The trope of Katrina as divine retribution surfaces among a small number of speakers across a surprisingly wide range of viewpoints, from Christian conservatives to Israeli Zionists to Al-Qaeda terrorists to Mayor Nagin. In light of the 2010s “renaissance,” some pundits have tacitly suggested that Katrina may have been the best thing that ever happened to the city — a proposition that, needless to say, enrages those with the unrelenting passions of the onomatological scolders.
Globally, Katrina is invoked as evidence of national decline, a milestone at the end of American Century marking an era of rampant debt, decaying infrastructure, and adventurist wars of choice. Republican candidate Ron Paul, who as a libertarian on the 2008 campaign trail pulled no punches on Katrina despite the black eye it gave his party, said, “We are obligated to learn something from the tragedy of Katrina about the misallocation of funds away from our infrastructure to the rebuilding of Iraq after first destroying it.” 16
As a corollary, Katrina is presented as evidence of the need for strong government, a rallying cry for “change” (the winning campaign slogan) toward a New America. “When a disaster strikes — a Katrina, a shooting, or a six-alarm blaze,” Obama reminded his audience, “it’s City Hall we lean on, it’s City Hall we call first, and City Hall we depend on. … Because whether it’s a small town or a big city, the government that people count on most is the one that’s closest to the people.” 17 Advocates of limited government, meanwhile, pointed to the substantial charitable giving and volunteerism inspired by Katrina, not to mention the hundreds of thousands of flood victims who demonstrated personal resilience in rebuilding their homes, as evidence that Americans have always “pulled themselves up from their bootstraps” with little need for government “hand-holding.” The Left responded with a counter-trope: Katrina as Neoliberal Deluge, as the title of an academic anthology put it — an exercise of Naomi Klein’s The Shock Doctrine, in which disaster affords opportunity for power to profit at the expense of the greater good. 18
Barn-raisings aside, Republican candidate John McCain knew all too well that the Katrina albatross weighed heavily around the Right’s neck, and he seemed content to let the storm be a storm. He invoked it only rarely on the campaign trail, once to laud bipartisanship in “bringing real hope to poor neighborhoods … after Katrina,” and another time to marvel that “offshore drilling [has become] safe enough these days that not even Hurricanes Katrina and Rita could cause significant spillage from the battered rigs off the coasts of New Orleans and Houston.” 19

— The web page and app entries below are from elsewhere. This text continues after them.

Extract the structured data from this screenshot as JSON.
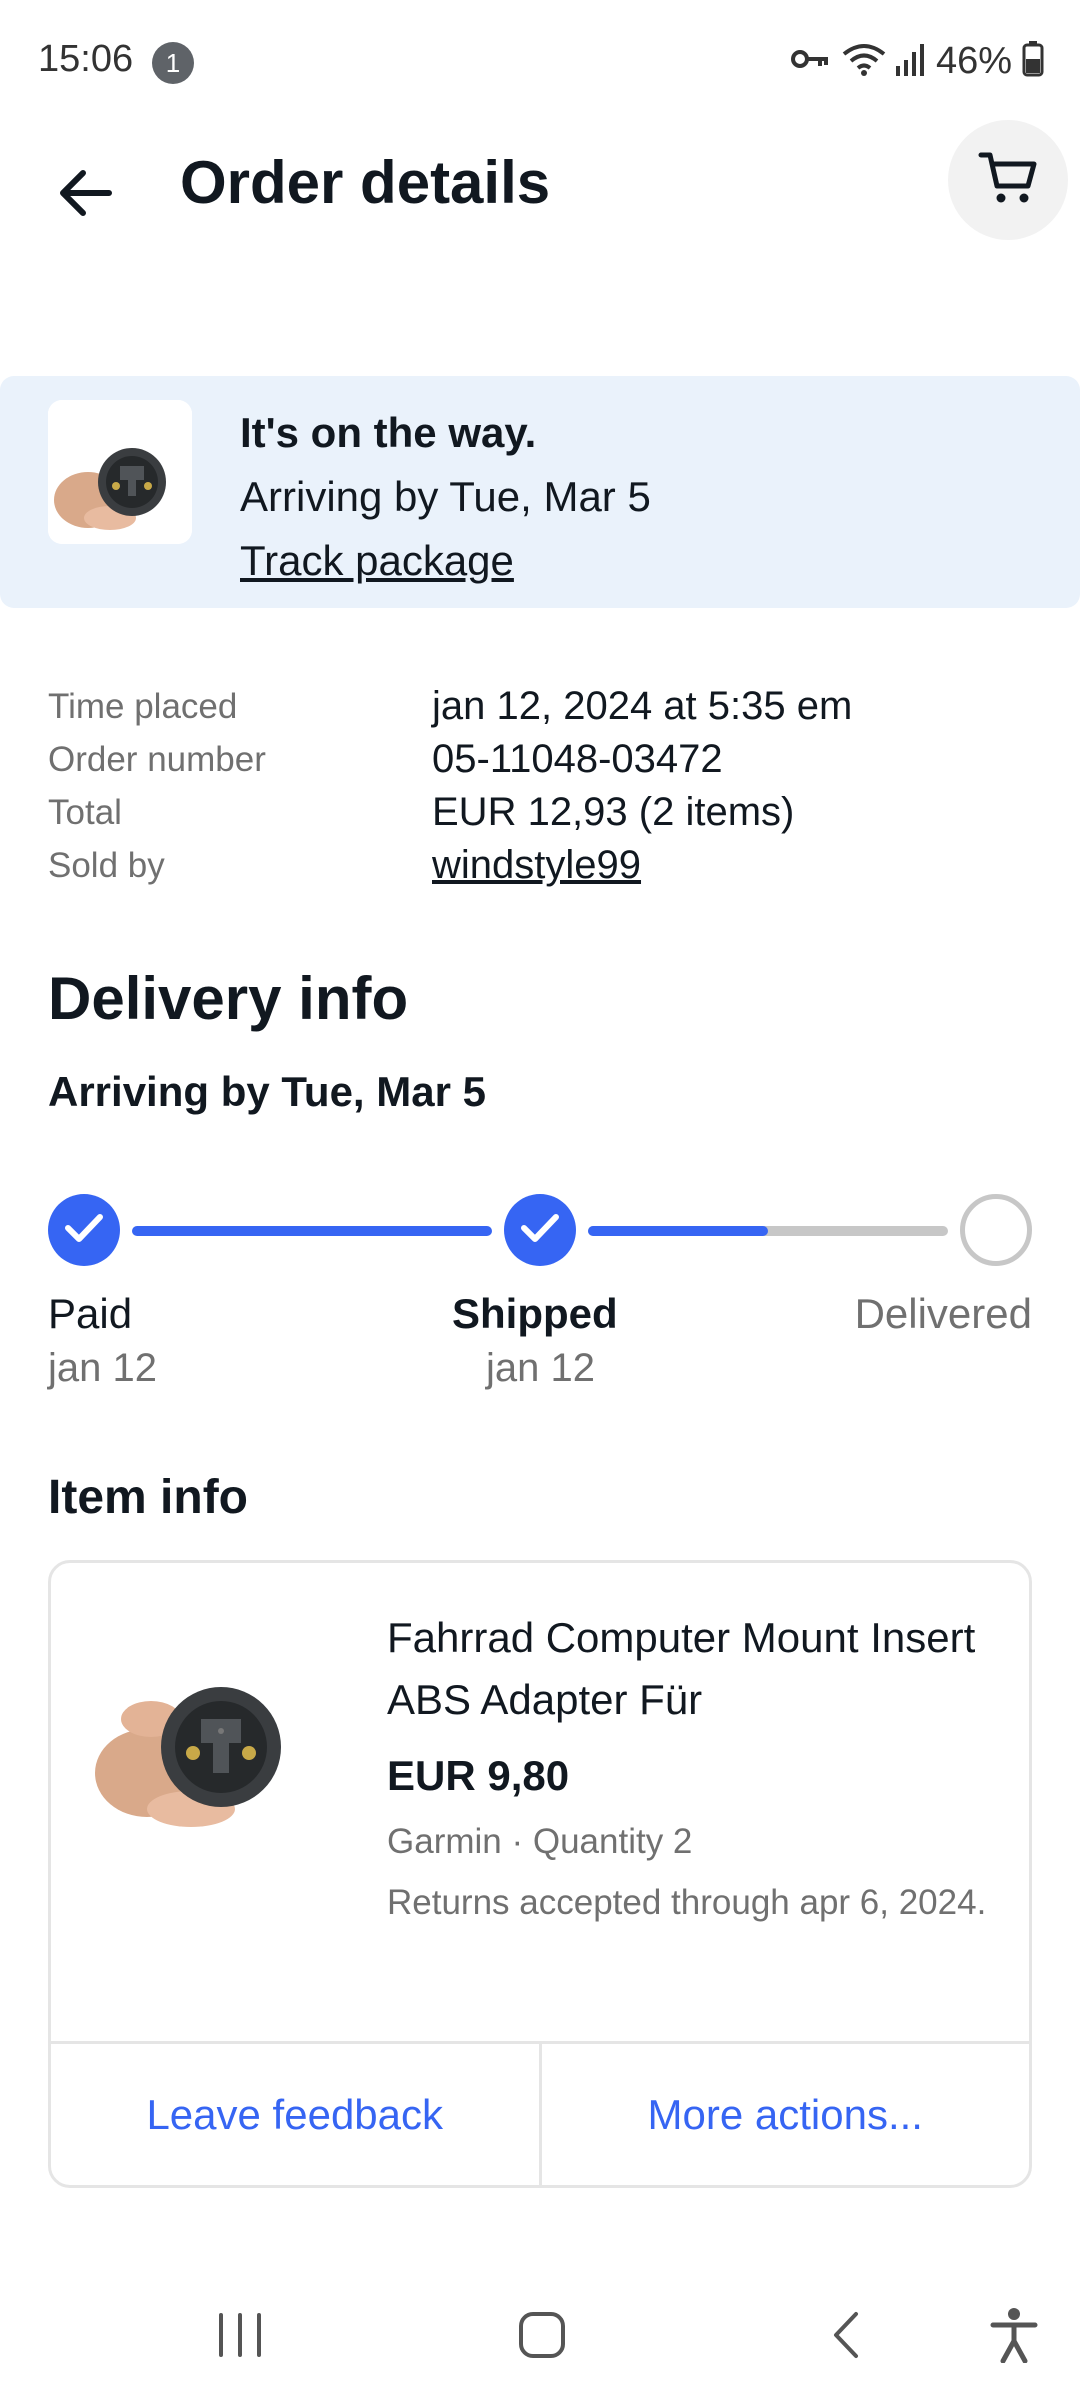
{
  "status_bar": {
    "time": "15:06",
    "notification_count": "1",
    "battery": "46%",
    "icons": [
      "key-icon",
      "wifi-icon",
      "signal-icon",
      "battery-icon"
    ]
  },
  "header": {
    "title": "Order details",
    "back_icon": "arrow-left-icon",
    "cart_icon": "cart-icon"
  },
  "banner": {
    "status": "It's on the way.",
    "arrival": "Arriving by Tue, Mar 5",
    "track_link": "Track package"
  },
  "summary": [
    {
      "label": "Time placed",
      "value": "jan 12, 2024 at 5:35 em"
    },
    {
      "label": "Order number",
      "value": "05-11048-03472"
    },
    {
      "label": "Total",
      "value": "EUR 12,93 (2 items)"
    },
    {
      "label": "Sold by",
      "value": "windstyle99"
    }
  ],
  "delivery": {
    "title": "Delivery info",
    "subtitle": "Arriving by Tue, Mar 5",
    "steps": [
      {
        "label": "Paid",
        "date": "jan 12",
        "done": true
      },
      {
        "label": "Shipped",
        "date": "jan 12",
        "done": true
      },
      {
        "label": "Delivered",
        "date": "",
        "done": false
      }
    ],
    "shipped_to_delivered_progress": 0.5
  },
  "item": {
    "section_title": "Item info",
    "name": "Fahrrad Computer Mount Insert ABS Adapter Für",
    "price": "EUR 9,80",
    "meta": "Garmin · Quantity 2",
    "returns": " Returns accepted through apr 6, 2024.",
    "actions": [
      "Leave feedback",
      "More actions..."
    ]
  },
  "navbar": {
    "icons": [
      "recent-apps-icon",
      "home-icon",
      "back-icon",
      "accessibility-icon"
    ]
  },
  "colors": {
    "accent": "#3665f3",
    "banner_bg": "#eaf2fb",
    "text": "#111820",
    "muted": "#707070"
  }
}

Six months later, he lost the election.
Two years later, the BP Deepwater Horizon rig exploded and spilled 200 million gallons of crude oil off the coasts of New Orleans and Houston.
And now, ten years after the disaster so monumental that we couldn’t agree on what to call it, the language of Katrina has spread around the world.